(Stored items)
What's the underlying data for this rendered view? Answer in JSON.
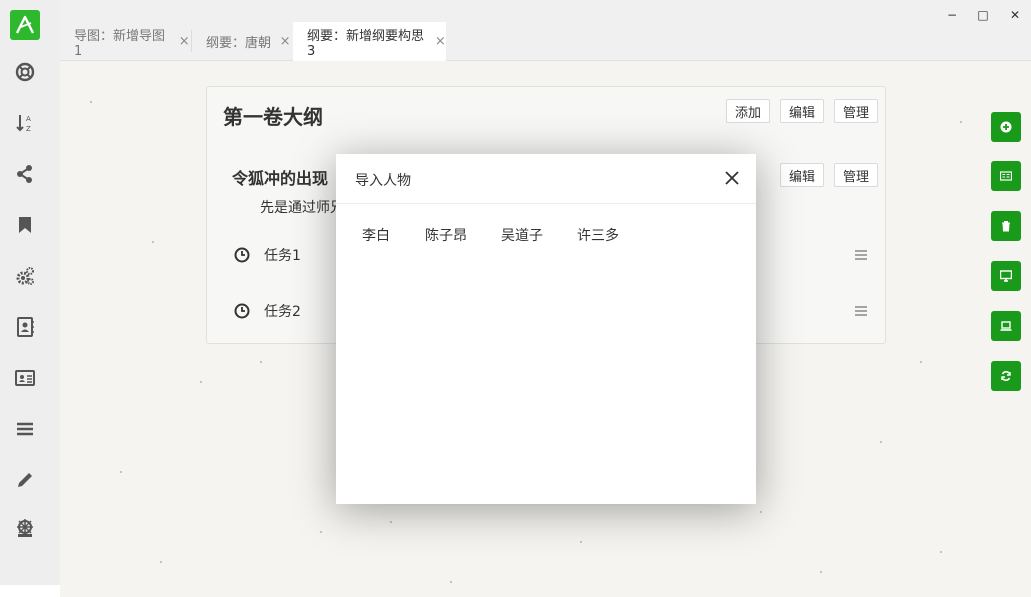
{
  "app": {
    "logo_label": "A"
  },
  "sidebar": {
    "items": [
      {
        "icon": "lifebuoy-icon"
      },
      {
        "icon": "sort-alpha-icon",
        "label": "A Z"
      },
      {
        "icon": "share-icon"
      },
      {
        "icon": "bookmark-icon"
      },
      {
        "icon": "gears-icon"
      },
      {
        "icon": "address-book-icon"
      },
      {
        "icon": "id-card-icon"
      },
      {
        "icon": "list-icon"
      },
      {
        "icon": "pencil-icon"
      },
      {
        "icon": "helm-icon"
      }
    ]
  },
  "tabs": [
    {
      "label": "导图：新增导图1",
      "close": "×",
      "active": false
    },
    {
      "label": "纲要：唐朝",
      "close": "×",
      "active": false
    },
    {
      "label": "纲要：新增纲要构思3",
      "close": "×",
      "active": true
    }
  ],
  "window": {
    "minimize": "−",
    "maximize": "□",
    "close": "✕"
  },
  "outline": {
    "title": "第一卷大纲",
    "buttons": {
      "add": "添加",
      "edit": "编辑",
      "manage": "管理"
    },
    "chapter": {
      "title": "令狐冲的出现",
      "description": "先是通过师兄",
      "buttons": {
        "edit": "编辑",
        "manage": "管理"
      },
      "tasks": [
        {
          "label": "任务1"
        },
        {
          "label": "任务2"
        }
      ]
    }
  },
  "right_actions": [
    {
      "icon": "plus-circle-icon"
    },
    {
      "icon": "card-icon"
    },
    {
      "icon": "trash-icon"
    },
    {
      "icon": "monitor-icon"
    },
    {
      "icon": "laptop-icon"
    },
    {
      "icon": "refresh-icon"
    }
  ],
  "modal": {
    "title": "导入人物",
    "people": [
      "李白",
      "陈子昂",
      "吴道子",
      "许三多"
    ]
  },
  "colors": {
    "accent": "#1a9a1a",
    "logo": "#2eb82e",
    "sidebar_bg": "#eeeeee",
    "paper_bg": "#f5f4f0"
  }
}
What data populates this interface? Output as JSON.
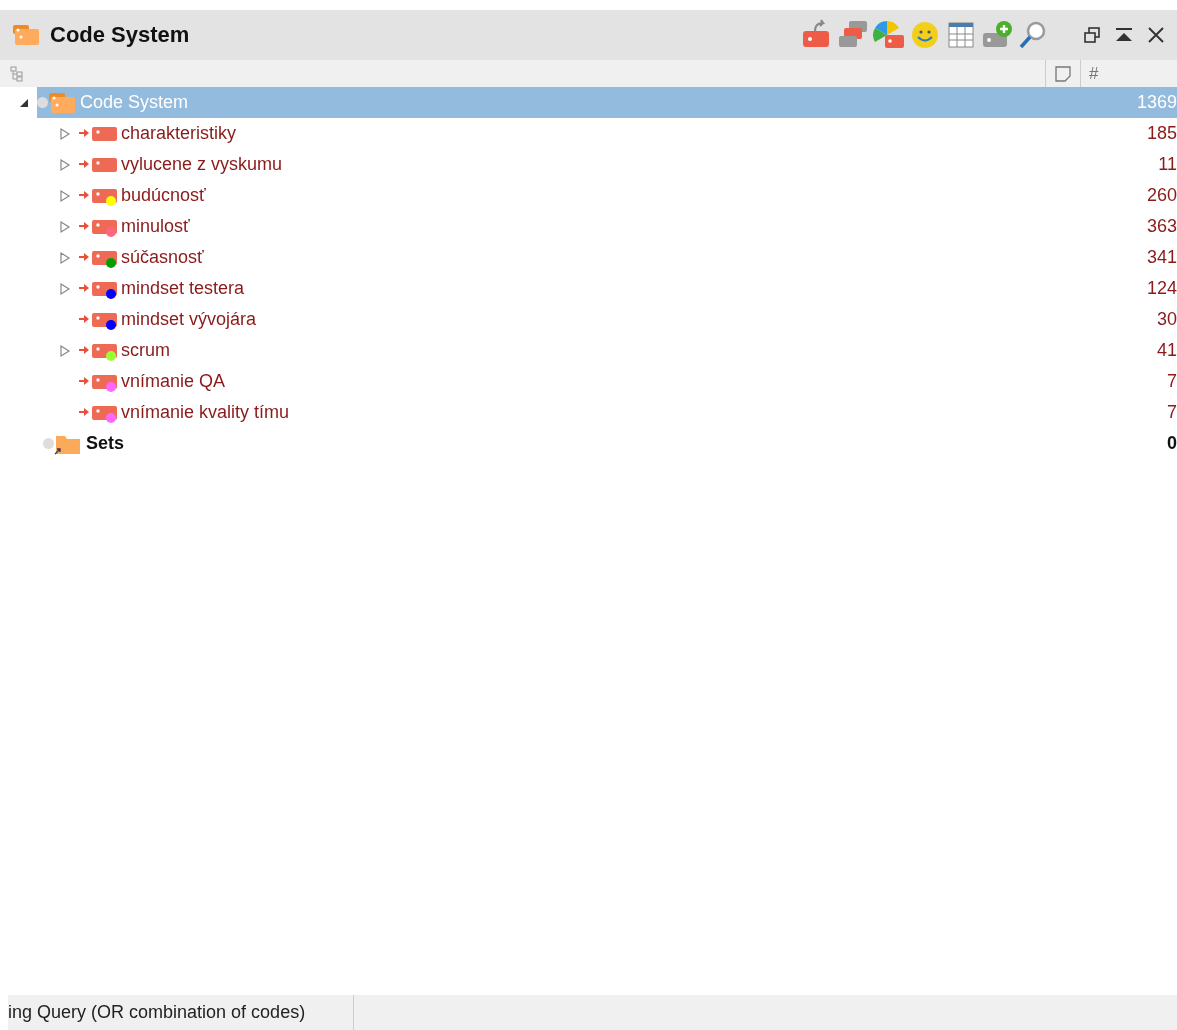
{
  "window": {
    "title": "Code System"
  },
  "columns": [
    {
      "kind": "memo"
    },
    {
      "kind": "count",
      "label": "#"
    }
  ],
  "tree": {
    "label": "Code System",
    "count": "1369",
    "selected": true,
    "expanded": true,
    "children": [
      {
        "label": "charakteristiky",
        "count": "185",
        "expanded": false,
        "selected": false
      },
      {
        "label": "vylucene z vyskumu",
        "count": "11",
        "expanded": false,
        "selected": false
      },
      {
        "label": "budúcnosť",
        "count": "260",
        "expanded": false,
        "selected": false,
        "color": "#ffff00"
      },
      {
        "label": "minulosť",
        "count": "363",
        "expanded": false,
        "selected": false,
        "color": "#ff6680"
      },
      {
        "label": "súčasnosť",
        "count": "341",
        "expanded": false,
        "selected": false,
        "color": "#00a000"
      },
      {
        "label": "mindset testera",
        "count": "124",
        "expanded": false,
        "selected": false,
        "color": "#0000ff"
      },
      {
        "label": "mindset vývojára",
        "count": "30",
        "selected": false,
        "color": "#0000ff"
      },
      {
        "label": "scrum",
        "count": "41",
        "expanded": false,
        "selected": false,
        "color": "#99ff33"
      },
      {
        "label": "vnímanie QA",
        "count": "7",
        "selected": false,
        "color": "#ff66ff"
      },
      {
        "label": "vnímanie kvality tímu",
        "count": "7",
        "selected": false,
        "color": "#ff66ff"
      }
    ]
  },
  "sets": {
    "label": "Sets",
    "count": "0",
    "selected": false
  },
  "status_bar": {
    "text": "ing Query (OR combination of codes)"
  }
}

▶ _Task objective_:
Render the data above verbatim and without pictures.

▶ _Response_:
What's the underlying data for this rendered view? Answer in JSON.
{
  "app": {
    "logo_label": "A"
  },
  "sidebar": {
    "items": [
      {
        "icon": "lifebuoy-icon"
      },
      {
        "icon": "sort-alpha-icon",
        "label": "A Z"
      },
      {
        "icon": "share-icon"
      },
      {
        "icon": "bookmark-icon"
      },
      {
        "icon": "gears-icon"
      },
      {
        "icon": "address-book-icon"
      },
      {
        "icon": "id-card-icon"
      },
      {
        "icon": "list-icon"
      },
      {
        "icon": "pencil-icon"
      },
      {
        "icon": "helm-icon"
      }
    ]
  },
  "tabs": [
    {
      "label": "导图：新增导图1",
      "close": "×",
      "active": false
    },
    {
      "label": "纲要：唐朝",
      "close": "×",
      "active": false
    },
    {
      "label": "纲要：新增纲要构思3",
      "close": "×",
      "active": true
    }
  ],
  "window": {
    "minimize": "−",
    "maximize": "□",
    "close": "✕"
  },
  "outline": {
    "title": "第一卷大纲",
    "buttons": {
      "add": "添加",
      "edit": "编辑",
      "manage": "管理"
    },
    "chapter": {
      "title": "令狐冲的出现",
      "description": "先是通过师兄",
      "buttons": {
        "edit": "编辑",
        "manage": "管理"
      },
      "tasks": [
        {
          "label": "任务1"
        },
        {
          "label": "任务2"
        }
      ]
    }
  },
  "right_actions": [
    {
      "icon": "plus-circle-icon"
    },
    {
      "icon": "card-icon"
    },
    {
      "icon": "trash-icon"
    },
    {
      "icon": "monitor-icon"
    },
    {
      "icon": "laptop-icon"
    },
    {
      "icon": "refresh-icon"
    }
  ],
  "modal": {
    "title": "导入人物",
    "people": [
      "李白",
      "陈子昂",
      "吴道子",
      "许三多"
    ]
  },
  "colors": {
    "accent": "#1a9a1a",
    "logo": "#2eb82e",
    "sidebar_bg": "#eeeeee",
    "paper_bg": "#f5f4f0"
  }
}
What data populates this interface? Output as JSON.
{
  "window": {
    "title": "Code System"
  },
  "columns": [
    {
      "kind": "memo"
    },
    {
      "kind": "count",
      "label": "#"
    }
  ],
  "tree": {
    "label": "Code System",
    "count": "1369",
    "selected": true,
    "expanded": true,
    "children": [
      {
        "label": "charakteristiky",
        "count": "185",
        "expanded": false,
        "selected": false
      },
      {
        "label": "vylucene z vyskumu",
        "count": "11",
        "expanded": false,
        "selected": false
      },
      {
        "label": "budúcnosť",
        "count": "260",
        "expanded": false,
        "selected": false,
        "color": "#ffff00"
      },
      {
        "label": "minulosť",
        "count": "363",
        "expanded": false,
        "selected": false,
        "color": "#ff6680"
      },
      {
        "label": "súčasnosť",
        "count": "341",
        "expanded": false,
        "selected": false,
        "color": "#00a000"
      },
      {
        "label": "mindset testera",
        "count": "124",
        "expanded": false,
        "selected": false,
        "color": "#0000ff"
      },
      {
        "label": "mindset vývojára",
        "count": "30",
        "selected": false,
        "color": "#0000ff"
      },
      {
        "label": "scrum",
        "count": "41",
        "expanded": false,
        "selected": false,
        "color": "#99ff33"
      },
      {
        "label": "vnímanie QA",
        "count": "7",
        "selected": false,
        "color": "#ff66ff"
      },
      {
        "label": "vnímanie kvality tímu",
        "count": "7",
        "selected": false,
        "color": "#ff66ff"
      }
    ]
  },
  "sets": {
    "label": "Sets",
    "count": "0",
    "selected": false
  },
  "status_bar": {
    "text": "ing Query (OR combination of codes)"
  }
}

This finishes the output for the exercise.